Gapless is going to allocate the raised money to further develop its key product, an application that allows users to record a complete history of vehicles, as well as increase its user base. According to Gapless, it currently manages over 50,000 vehicles on its platform in Germany, the United States and the United Kingdom.
Porsche has participated in a 5.5 million euros ($5.9 million) funding round for a German startup Gapless – the developer of a blockchain-based vehicle management system.
Among other contributors, Gapless saw FinLab EOS VC Fund, a joint venture between Block.one and FinLab, and insurance entrepreneur Kersten Jodexnis, Tech.eu reported on April 29.
Investing in future technologies
Porsche told Cointelegraph that it is “constantly looking into and investing in future technologies and will evaluate case by case if such products or services can be deployed by Porsche to enhance the customer experience.” The company further stated:
“We evaluated and piloted several blockchain-based solutions. Blockchain can be a potential benefit for any trust-based interactions that requires a decentralized approach.”
Vehicle data migrates to the blockchain
Tech companies and vehicle manufacturers alike have been developing blockchain-based solutions for tracking the life cycle of automobiles and improving driver experience.

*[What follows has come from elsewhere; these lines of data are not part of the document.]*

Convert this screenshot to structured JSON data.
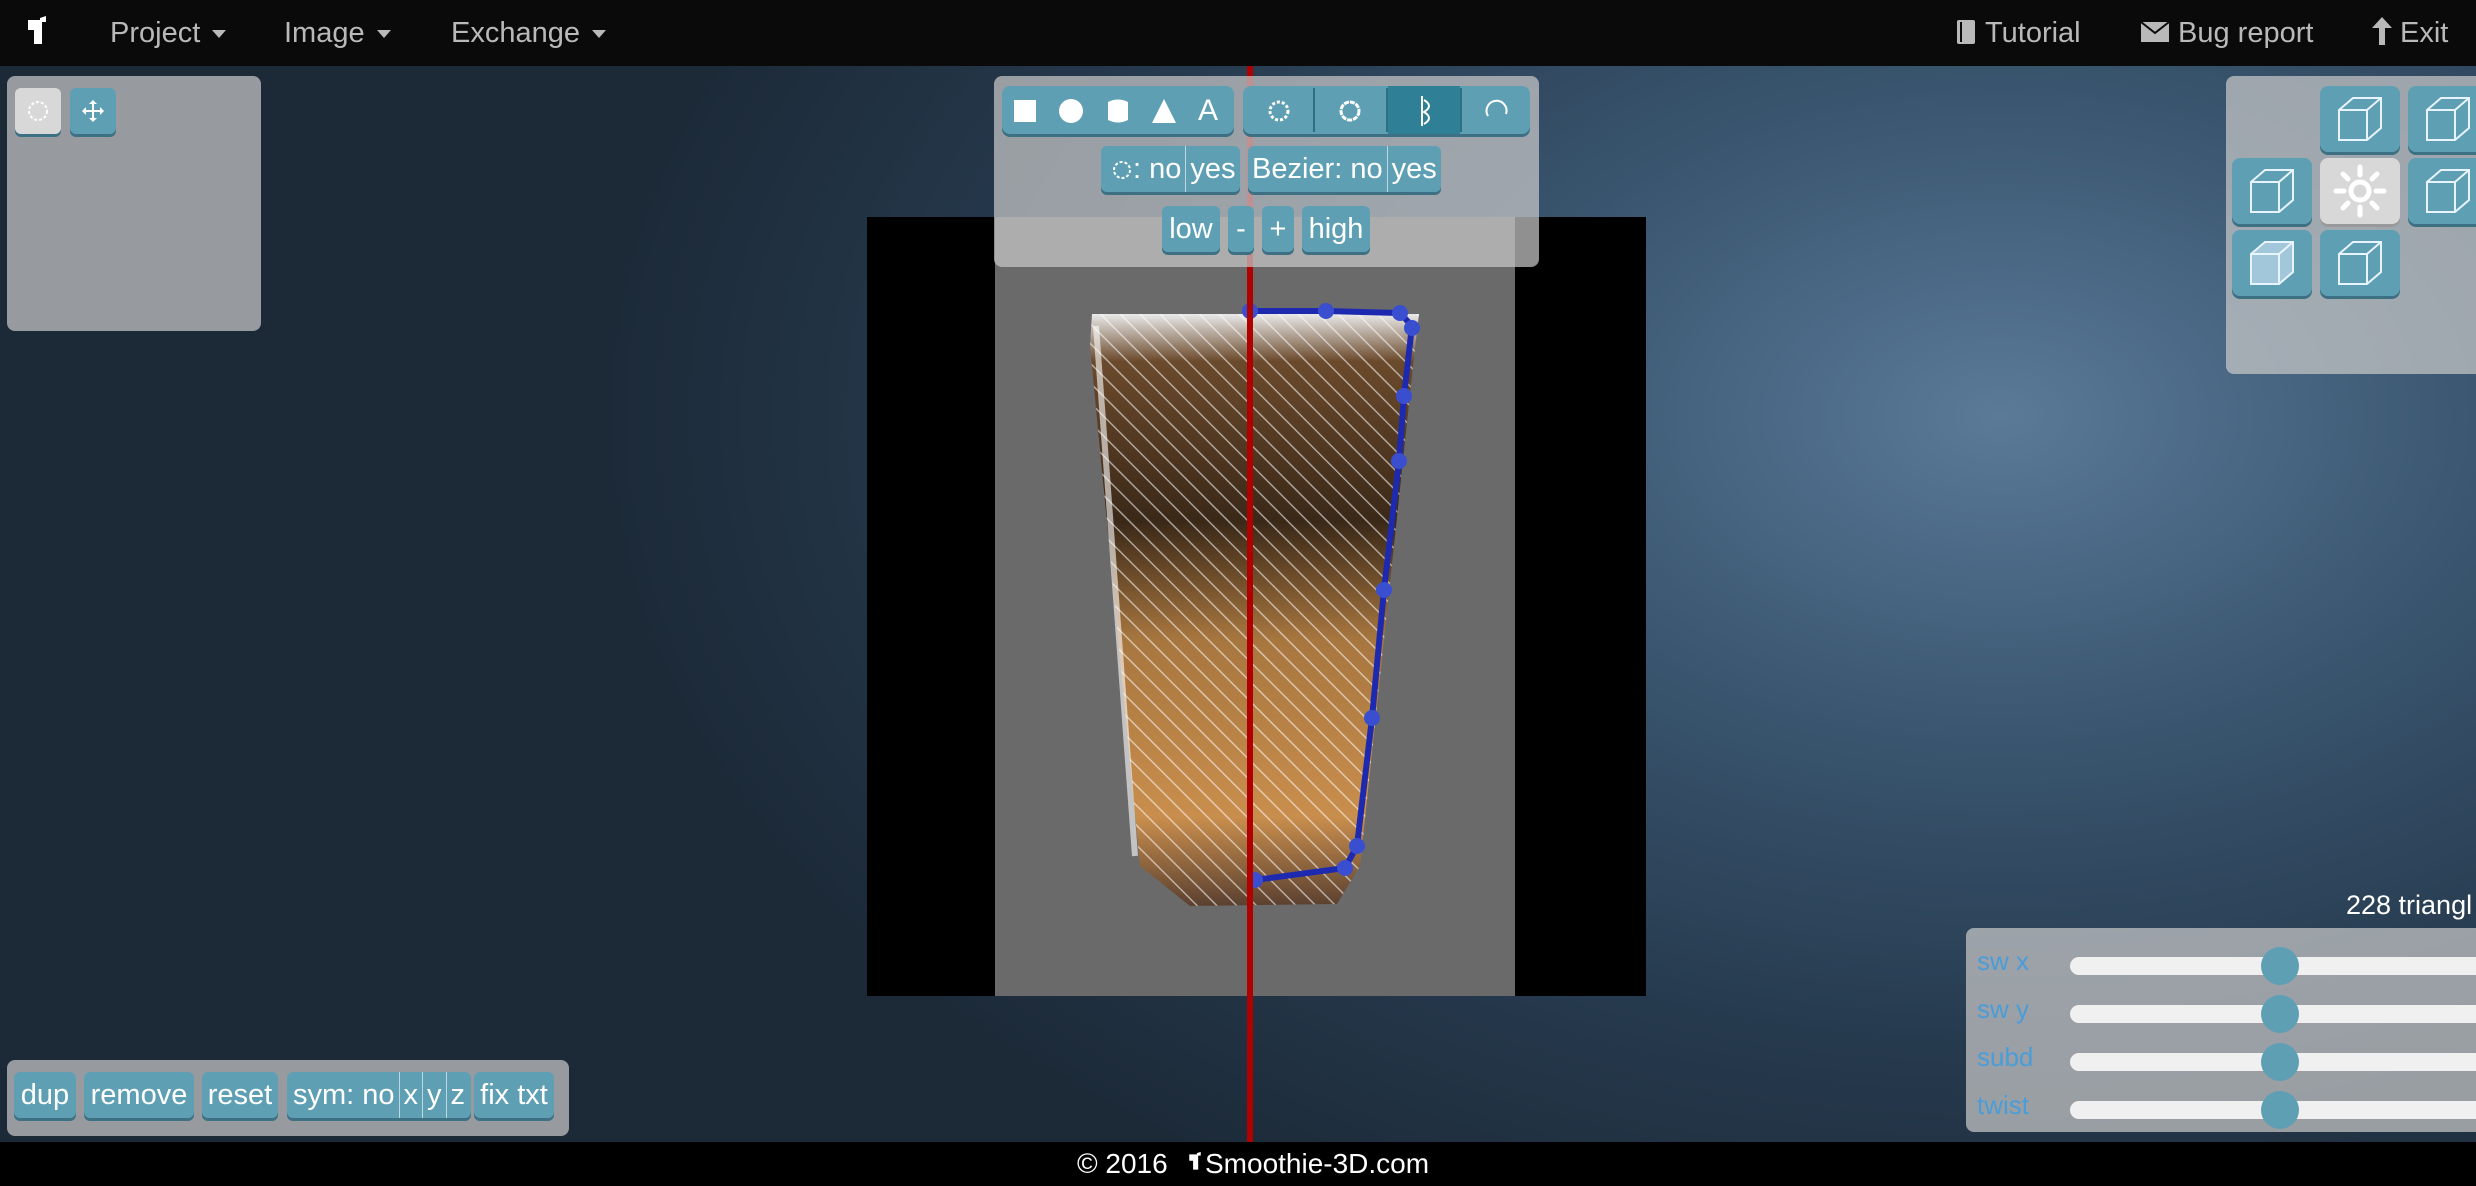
{
  "menu": {
    "project": "Project",
    "image": "Image",
    "exchange": "Exchange",
    "tutorial": "Tutorial",
    "bug_report": "Bug report",
    "exit": "Exit"
  },
  "shape_toolbar": {
    "text_tool": "A",
    "profile_label": ": no",
    "profile_yes": "yes",
    "bezier_label": "Bezier: no",
    "bezier_yes": "yes",
    "low": "low",
    "minus": "-",
    "plus": "+",
    "high": "high"
  },
  "bottom_toolbar": {
    "dup": "dup",
    "remove": "remove",
    "reset": "reset",
    "sym_no": "sym: no",
    "sym_x": "x",
    "sym_y": "y",
    "sym_z": "z",
    "fix_txt": "fix txt"
  },
  "stats": {
    "triangles": "228 triangl"
  },
  "sliders": [
    {
      "label": "sw x",
      "value": 0.5
    },
    {
      "label": "sw y",
      "value": 0.5
    },
    {
      "label": "subd",
      "value": 0.5
    },
    {
      "label": "twist",
      "value": 0.5
    }
  ],
  "footer": {
    "copyright": "© 2016",
    "site": "Smoothie-3D.com"
  },
  "colors": {
    "button": "#5e9fb4",
    "button_active": "#2f7f96",
    "outline": "#1d2ab0",
    "axis": "#b00000",
    "slider_label": "#4a9dd8"
  }
}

Recently, Indian blockchain firm Smart Sight Innovation developed a blockchain app designed to improve maintenance and inspection of various vehicles. SSI’s app creates a summary of various issues – like repair work and compliance with inspection criteria – faced by a vehicle and allows users to share information with each other.
Earlier in April, General Motors filed a patent application for a continuously updating navigation map system. The system would use blockchain to integrate data from vehicle sensors and build a reliable map for autonomous vehicles.
Another leading car manufacturer, BMW Group, revealed plans to roll out its blockchain supply chain solution to 10 suppliers this year.
Polkadot Soft-Launches Its Experimental ‘Canary Network’ Kusama
Blockchain interoperability protocol, Polkadot, launched its experimental “canary network” dubbed Kusama, this morning, Aug. 23. In a blog post, the team announced the first deployment in the wild of its protocol, combining “bleeding-edge technical improvements in governance, consensus and scalability.”
Limited functionality for soft launch
In order to get off the ground, Kusama was begun as a Proof-of-Authority (PoA) network. All validator nodes are currently being run exclusively by the Web3 foundation. During this initial period much of the functionality is disabled, most notably balance transfers and governance. Functionality will be limited to staking, sessions and claims modules.
The period will continue until between 50 and 100 well-backed validators are bonded and ready. After this, which Polkadot expect to last from one to four weeks, an upgrade will be introduced to remove Web3’s authority over the chain.
Effectively, this will transform Kusama from a centralized PoA network to a decentralized Proof-of-Stake (PoS) network. At this point, governance and transfers will be activated, and the Kusama network will be functionally live.
As previously reported by Cointelegraph, the Kusama “canary network” is a conscious decision to eschew “fake” test-nets and “step into this unknown and see what chaos awaits.”
Kusama will only exist as long as there is community demand, and Polkadot expects it to unlock new, high-risk functionality and projects that would serve as a preparation stage for development and deployment on Polkadot.
Police Seize $15K Crypto Thief After He Mistakenly Disclosed Identity
Connecticut police caught a man who had stolen over $15,000 worth of digital currency in a mobile phone theft after he mistakenly sent an apology email to a detective heading the investigation.
Back in April, a Connecticut resident fell victim to a cryptocurrency theft by New Jersey citizen Darren Carter, wherein the latter swiped the victim’s mobile phone and allegedly transferred $15,472 worth of crypto from their Coinbase account. Carter subsequently converted the funds to U.S. dollars that he transferred to his PayPal account, New Jersey-focused news outlet NJ.com reported on Sept. 2.
Carter decided to apologize to the victim via email, however he mistakenly sent the letter to a detective investigating the case. The police who arrived to arrest Carter for identity theft found him already sentenced in the Salem County jail for unrelated charges. The authorities recovered the stolen funds from PayPal and returned them to the victim.
Crypto crimes proliferate
In late August, Cointelegraph reported that Australian citizen Katherine Nguyen pleaded guilty to stealing $450,000 in XRP – over 100,000 tokens – in January 2018. Nguyen had hacked into the email account of a man with the same last name.
Also this summer, a former employee at Microsoft was arrested for a scheme to steal $10 million in cryptocurrency. During the seven months of his scheme, $2.8 million was found to have been transferred into his bank accounts.
As blockchain security company CipherTrace recently reported, cyber criminals netted $4.3 billion from digital currency exchanges, investors and users in 2019. In the first quarter of 2019, hackers reportedly stole over $124 million from cryptocurrency exchanges, with a total of $480 million stolen from exchanges in 2019.